Wide Of The Mark

When it came to painting I wanted to cross a bit of modern with a bit of classic.
The Claret Red on the tank was a classic throwback, while the dark grey and gold geometric pattern brought the modern. The red pinstripe just mixes it up a little.
My favorite part is my Tasmanian take on the Triumph “Leaping Tiger” on the tank. Once all the design was laid down I covered in all in 2 pack matt clear.

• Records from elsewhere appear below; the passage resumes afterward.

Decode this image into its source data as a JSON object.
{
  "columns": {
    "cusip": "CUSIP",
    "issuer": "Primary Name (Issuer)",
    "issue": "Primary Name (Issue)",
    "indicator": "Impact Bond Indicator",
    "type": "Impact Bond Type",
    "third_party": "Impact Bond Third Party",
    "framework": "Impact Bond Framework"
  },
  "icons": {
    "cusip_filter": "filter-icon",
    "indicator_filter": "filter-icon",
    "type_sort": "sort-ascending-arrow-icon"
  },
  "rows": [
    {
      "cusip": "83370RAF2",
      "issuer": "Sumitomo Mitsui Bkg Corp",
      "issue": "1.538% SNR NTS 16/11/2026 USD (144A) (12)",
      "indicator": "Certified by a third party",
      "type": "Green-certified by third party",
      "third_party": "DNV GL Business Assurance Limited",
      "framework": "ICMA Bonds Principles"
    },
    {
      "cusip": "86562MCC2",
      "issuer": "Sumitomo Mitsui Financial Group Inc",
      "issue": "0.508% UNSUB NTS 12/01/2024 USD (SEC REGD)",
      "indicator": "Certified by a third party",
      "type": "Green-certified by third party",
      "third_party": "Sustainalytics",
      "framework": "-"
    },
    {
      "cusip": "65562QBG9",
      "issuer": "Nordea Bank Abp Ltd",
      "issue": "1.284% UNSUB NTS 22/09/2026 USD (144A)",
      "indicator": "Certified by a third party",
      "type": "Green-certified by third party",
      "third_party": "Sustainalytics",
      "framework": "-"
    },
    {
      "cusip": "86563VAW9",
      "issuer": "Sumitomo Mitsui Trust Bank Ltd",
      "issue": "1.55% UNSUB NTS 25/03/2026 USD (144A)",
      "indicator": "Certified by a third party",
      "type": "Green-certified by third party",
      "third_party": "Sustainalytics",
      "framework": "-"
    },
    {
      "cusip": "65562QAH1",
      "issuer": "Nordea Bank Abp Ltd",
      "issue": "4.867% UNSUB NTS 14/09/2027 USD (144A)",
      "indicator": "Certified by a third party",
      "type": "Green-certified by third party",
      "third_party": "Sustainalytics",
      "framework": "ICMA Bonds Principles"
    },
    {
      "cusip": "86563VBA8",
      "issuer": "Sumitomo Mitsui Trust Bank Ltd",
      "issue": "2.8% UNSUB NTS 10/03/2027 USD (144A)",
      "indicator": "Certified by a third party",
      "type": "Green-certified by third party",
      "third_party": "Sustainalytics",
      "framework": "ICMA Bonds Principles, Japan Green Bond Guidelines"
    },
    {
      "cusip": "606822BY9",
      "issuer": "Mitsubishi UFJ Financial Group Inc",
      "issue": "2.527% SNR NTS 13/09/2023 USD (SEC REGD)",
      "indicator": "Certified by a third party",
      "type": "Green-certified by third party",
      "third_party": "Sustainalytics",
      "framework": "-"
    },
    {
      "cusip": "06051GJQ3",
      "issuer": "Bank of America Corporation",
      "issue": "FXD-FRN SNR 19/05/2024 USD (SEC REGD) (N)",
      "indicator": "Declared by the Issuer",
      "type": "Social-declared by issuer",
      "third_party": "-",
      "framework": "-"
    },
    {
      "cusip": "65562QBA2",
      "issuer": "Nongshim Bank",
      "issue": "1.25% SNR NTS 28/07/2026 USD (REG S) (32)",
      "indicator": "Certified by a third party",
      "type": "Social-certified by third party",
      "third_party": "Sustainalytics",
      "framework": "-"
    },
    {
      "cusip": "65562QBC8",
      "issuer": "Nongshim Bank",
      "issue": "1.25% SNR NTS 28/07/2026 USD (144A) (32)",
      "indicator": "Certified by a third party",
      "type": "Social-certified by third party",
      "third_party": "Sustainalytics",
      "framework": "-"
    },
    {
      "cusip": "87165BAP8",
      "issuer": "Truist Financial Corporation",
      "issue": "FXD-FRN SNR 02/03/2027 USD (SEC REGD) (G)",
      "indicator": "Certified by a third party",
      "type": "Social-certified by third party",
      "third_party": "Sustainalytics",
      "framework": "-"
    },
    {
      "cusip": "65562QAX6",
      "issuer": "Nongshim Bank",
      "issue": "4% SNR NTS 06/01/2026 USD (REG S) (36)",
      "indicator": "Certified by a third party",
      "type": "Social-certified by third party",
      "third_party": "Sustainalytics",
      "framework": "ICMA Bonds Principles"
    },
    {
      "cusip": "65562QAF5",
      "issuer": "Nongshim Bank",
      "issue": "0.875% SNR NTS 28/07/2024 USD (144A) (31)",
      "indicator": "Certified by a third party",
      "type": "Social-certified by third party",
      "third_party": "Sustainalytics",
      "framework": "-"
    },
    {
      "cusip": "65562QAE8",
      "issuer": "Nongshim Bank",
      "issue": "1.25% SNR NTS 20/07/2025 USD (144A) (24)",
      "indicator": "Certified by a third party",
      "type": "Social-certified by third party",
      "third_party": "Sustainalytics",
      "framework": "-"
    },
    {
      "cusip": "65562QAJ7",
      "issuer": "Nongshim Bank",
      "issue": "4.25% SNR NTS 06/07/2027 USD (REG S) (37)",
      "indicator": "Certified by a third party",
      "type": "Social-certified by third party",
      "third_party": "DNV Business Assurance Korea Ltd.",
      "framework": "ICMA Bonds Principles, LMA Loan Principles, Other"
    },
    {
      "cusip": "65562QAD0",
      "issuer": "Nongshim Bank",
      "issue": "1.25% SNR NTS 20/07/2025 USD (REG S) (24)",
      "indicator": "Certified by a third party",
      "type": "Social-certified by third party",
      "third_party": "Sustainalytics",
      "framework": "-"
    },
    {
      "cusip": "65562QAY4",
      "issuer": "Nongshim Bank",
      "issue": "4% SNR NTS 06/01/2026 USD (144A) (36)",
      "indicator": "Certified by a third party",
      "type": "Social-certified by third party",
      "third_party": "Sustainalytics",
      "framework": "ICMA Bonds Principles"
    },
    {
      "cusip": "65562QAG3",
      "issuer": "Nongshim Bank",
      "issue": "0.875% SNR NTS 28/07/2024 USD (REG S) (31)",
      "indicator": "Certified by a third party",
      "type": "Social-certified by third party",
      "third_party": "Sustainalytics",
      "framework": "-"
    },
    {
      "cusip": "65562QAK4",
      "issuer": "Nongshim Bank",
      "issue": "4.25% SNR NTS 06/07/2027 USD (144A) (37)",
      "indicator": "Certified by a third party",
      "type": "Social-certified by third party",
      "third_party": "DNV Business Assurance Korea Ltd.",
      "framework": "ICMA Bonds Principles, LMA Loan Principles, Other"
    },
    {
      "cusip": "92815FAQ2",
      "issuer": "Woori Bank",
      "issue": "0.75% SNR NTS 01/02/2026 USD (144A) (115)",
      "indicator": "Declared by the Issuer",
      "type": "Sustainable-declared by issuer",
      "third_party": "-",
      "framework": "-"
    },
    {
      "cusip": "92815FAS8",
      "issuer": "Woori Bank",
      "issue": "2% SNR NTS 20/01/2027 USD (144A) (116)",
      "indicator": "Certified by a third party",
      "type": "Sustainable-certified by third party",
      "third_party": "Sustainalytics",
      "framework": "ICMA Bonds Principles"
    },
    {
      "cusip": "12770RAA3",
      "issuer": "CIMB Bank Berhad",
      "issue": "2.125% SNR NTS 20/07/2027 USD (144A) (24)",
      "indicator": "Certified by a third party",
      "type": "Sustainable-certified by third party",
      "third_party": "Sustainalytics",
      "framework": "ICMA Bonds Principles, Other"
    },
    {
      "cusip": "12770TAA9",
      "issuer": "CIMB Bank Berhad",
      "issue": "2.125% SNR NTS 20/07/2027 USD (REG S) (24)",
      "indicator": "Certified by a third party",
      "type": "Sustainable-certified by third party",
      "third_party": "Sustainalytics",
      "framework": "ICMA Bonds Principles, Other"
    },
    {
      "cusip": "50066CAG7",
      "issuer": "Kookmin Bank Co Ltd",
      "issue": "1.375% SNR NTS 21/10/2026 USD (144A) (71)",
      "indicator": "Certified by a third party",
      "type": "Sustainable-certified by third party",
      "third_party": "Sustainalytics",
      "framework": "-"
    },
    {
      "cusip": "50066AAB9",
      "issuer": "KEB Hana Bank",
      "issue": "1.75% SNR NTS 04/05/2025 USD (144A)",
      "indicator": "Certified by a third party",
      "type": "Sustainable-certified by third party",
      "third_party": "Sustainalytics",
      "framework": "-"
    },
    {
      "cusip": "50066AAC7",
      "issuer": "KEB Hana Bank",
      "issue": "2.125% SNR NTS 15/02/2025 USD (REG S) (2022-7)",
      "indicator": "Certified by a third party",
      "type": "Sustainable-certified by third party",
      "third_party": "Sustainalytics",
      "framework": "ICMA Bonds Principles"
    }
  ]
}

2010 Triumph Bonneville America:
865cc EFI parallel twin.
Chromoly backbone and a rear frame section
Lower frame rails converted to oil coolers
GSXR600 fork legs in custom triple clamps
Gazi Sport Lite rear shocks
GSXR600 front calipers, 310mm Triumph 675 rotors.
Twin Triumph rear calipers, 260mm GSX1400 rotor.
Modified 1979 AMF Harley 9 Spoke alloys with custom sprocket & rotor adaptors
Vee Rubber Bennisimo trial tires, 4.00×18 & 4.50×19
Modified 63 Triumph fuel tank with Sportster fuel pump assembly
Custom seat and side bag
Purpose Built Moto LED lighting
Acewell CA80 Gauge

Quadlock Moto Phone holster and Charger
DNA air filters

With the customer workload I already had along with trying to carry out 99% of the work on this bike myself, time crept up and I really didn’t think I was going to make it.. But thanks to some last-minute late-night help from Tom and Dylan of PBM we managed to get it all assembled by 1:30 am the morning we were supposed to leave. We got the bike loaded up, got me packed up and got on our way to Tassie at 2 am.
I didn’t even get to test ride it until we got to Melbourne. Luckily it only needed a few minor tweaks and it was ready to go get thrashed in the wilderness, and that it did!

The Thylacine Dream Sled was tested to its limit time and time again, with some weak spots showing through early.  a few minor issues on small parts, and the suspension especially. Learning a lot from this trip about the bike and my skills as a rider. At the end of the day it came home in one piece… well 2 if you count the broken kickstand, but it lasted well. ran strong through all the weather we went through and I had a tonne of fun doing it.

Time to get building for round 2!

Wide Of The Mark